_The problem_. Set the listing down again exactly, please, apart from its pictures.
+++ Data supplied +++
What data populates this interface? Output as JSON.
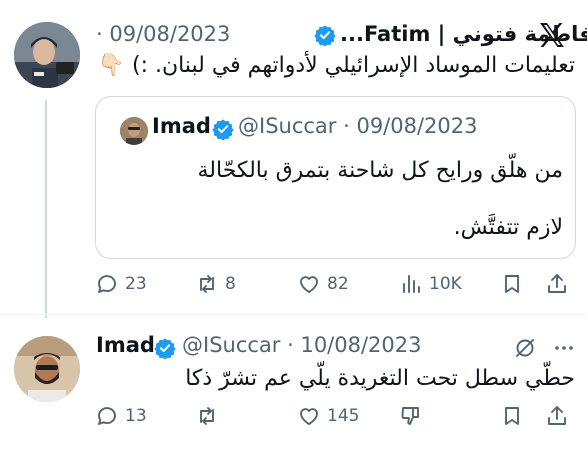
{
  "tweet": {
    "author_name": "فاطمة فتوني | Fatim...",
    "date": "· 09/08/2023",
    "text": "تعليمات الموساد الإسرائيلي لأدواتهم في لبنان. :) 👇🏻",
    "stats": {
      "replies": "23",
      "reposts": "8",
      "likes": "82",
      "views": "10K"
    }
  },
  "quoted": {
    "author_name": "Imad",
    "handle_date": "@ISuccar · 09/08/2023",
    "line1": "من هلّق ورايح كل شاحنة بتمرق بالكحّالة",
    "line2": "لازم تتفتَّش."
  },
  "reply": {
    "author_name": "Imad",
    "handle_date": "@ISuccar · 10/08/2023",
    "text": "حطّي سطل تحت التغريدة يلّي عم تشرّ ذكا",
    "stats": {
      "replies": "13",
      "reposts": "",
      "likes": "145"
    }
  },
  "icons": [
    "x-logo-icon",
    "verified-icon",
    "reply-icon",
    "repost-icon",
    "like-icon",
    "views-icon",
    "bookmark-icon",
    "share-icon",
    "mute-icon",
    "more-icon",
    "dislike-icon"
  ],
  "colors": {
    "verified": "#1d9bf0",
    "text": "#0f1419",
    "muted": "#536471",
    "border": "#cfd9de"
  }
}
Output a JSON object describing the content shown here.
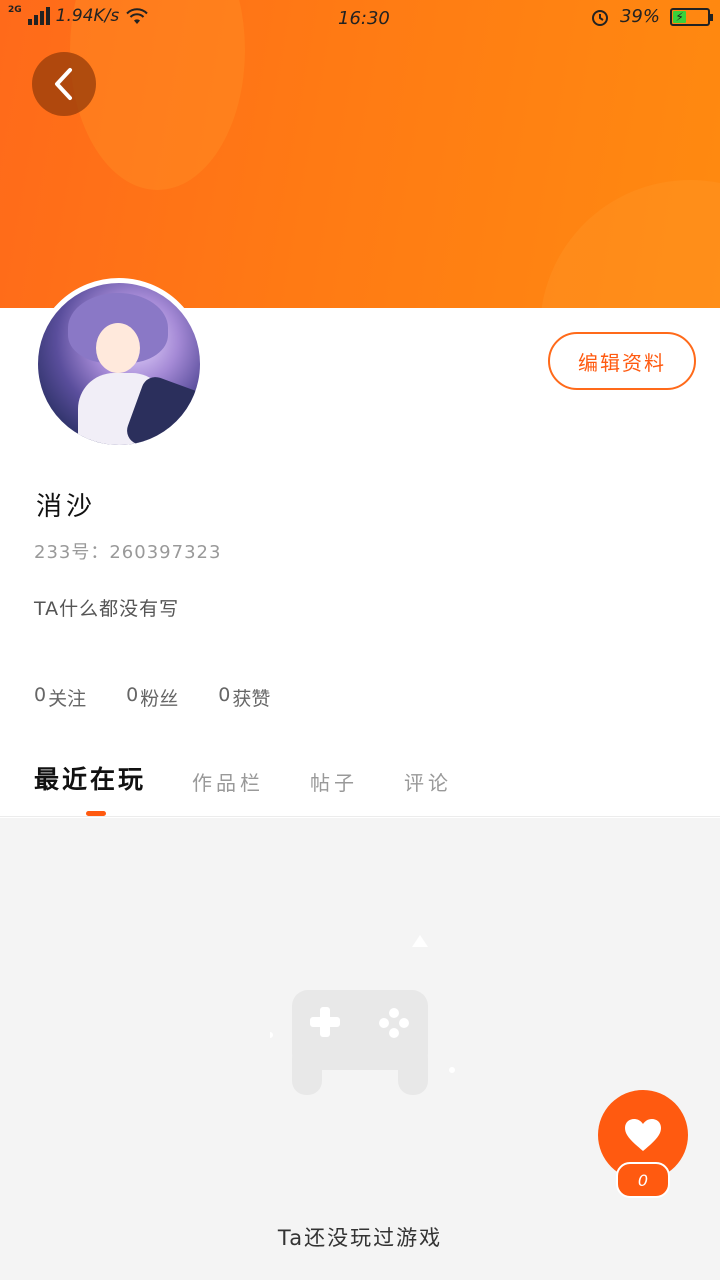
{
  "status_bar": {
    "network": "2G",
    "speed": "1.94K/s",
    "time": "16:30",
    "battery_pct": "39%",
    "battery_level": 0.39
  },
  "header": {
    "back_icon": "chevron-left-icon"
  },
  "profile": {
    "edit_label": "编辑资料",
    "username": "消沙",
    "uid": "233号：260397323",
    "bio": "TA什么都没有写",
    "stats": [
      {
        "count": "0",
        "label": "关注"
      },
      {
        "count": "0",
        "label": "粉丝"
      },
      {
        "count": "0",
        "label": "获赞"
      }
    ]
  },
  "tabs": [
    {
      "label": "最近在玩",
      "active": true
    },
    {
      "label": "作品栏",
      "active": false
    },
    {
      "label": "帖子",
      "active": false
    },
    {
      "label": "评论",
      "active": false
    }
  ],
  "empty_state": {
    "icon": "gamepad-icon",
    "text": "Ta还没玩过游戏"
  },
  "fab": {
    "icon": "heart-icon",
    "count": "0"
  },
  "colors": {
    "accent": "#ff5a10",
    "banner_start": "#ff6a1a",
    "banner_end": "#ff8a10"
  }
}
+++
_Solution for this task_.
What data populates this interface? Output as JSON.
{
  "tweet": {
    "author_name": "فاطمة فتوني | Fatim...",
    "date": "· 09/08/2023",
    "text": "تعليمات الموساد الإسرائيلي لأدواتهم في لبنان. :) 👇🏻",
    "stats": {
      "replies": "23",
      "reposts": "8",
      "likes": "82",
      "views": "10K"
    }
  },
  "quoted": {
    "author_name": "Imad",
    "handle_date": "@ISuccar · 09/08/2023",
    "line1": "من هلّق ورايح كل شاحنة بتمرق بالكحّالة",
    "line2": "لازم تتفتَّش."
  },
  "reply": {
    "author_name": "Imad",
    "handle_date": "@ISuccar · 10/08/2023",
    "text": "حطّي سطل تحت التغريدة يلّي عم تشرّ ذكا",
    "stats": {
      "replies": "13",
      "reposts": "",
      "likes": "145"
    }
  },
  "icons": [
    "x-logo-icon",
    "verified-icon",
    "reply-icon",
    "repost-icon",
    "like-icon",
    "views-icon",
    "bookmark-icon",
    "share-icon",
    "mute-icon",
    "more-icon",
    "dislike-icon"
  ],
  "colors": {
    "verified": "#1d9bf0",
    "text": "#0f1419",
    "muted": "#536471",
    "border": "#cfd9de"
  }
}
Output a JSON object describing the content shown here.
{
  "status_bar": {
    "network": "2G",
    "speed": "1.94K/s",
    "time": "16:30",
    "battery_pct": "39%",
    "battery_level": 0.39
  },
  "header": {
    "back_icon": "chevron-left-icon"
  },
  "profile": {
    "edit_label": "编辑资料",
    "username": "消沙",
    "uid": "233号：260397323",
    "bio": "TA什么都没有写",
    "stats": [
      {
        "count": "0",
        "label": "关注"
      },
      {
        "count": "0",
        "label": "粉丝"
      },
      {
        "count": "0",
        "label": "获赞"
      }
    ]
  },
  "tabs": [
    {
      "label": "最近在玩",
      "active": true
    },
    {
      "label": "作品栏",
      "active": false
    },
    {
      "label": "帖子",
      "active": false
    },
    {
      "label": "评论",
      "active": false
    }
  ],
  "empty_state": {
    "icon": "gamepad-icon",
    "text": "Ta还没玩过游戏"
  },
  "fab": {
    "icon": "heart-icon",
    "count": "0"
  },
  "colors": {
    "accent": "#ff5a10",
    "banner_start": "#ff6a1a",
    "banner_end": "#ff8a10"
  }
}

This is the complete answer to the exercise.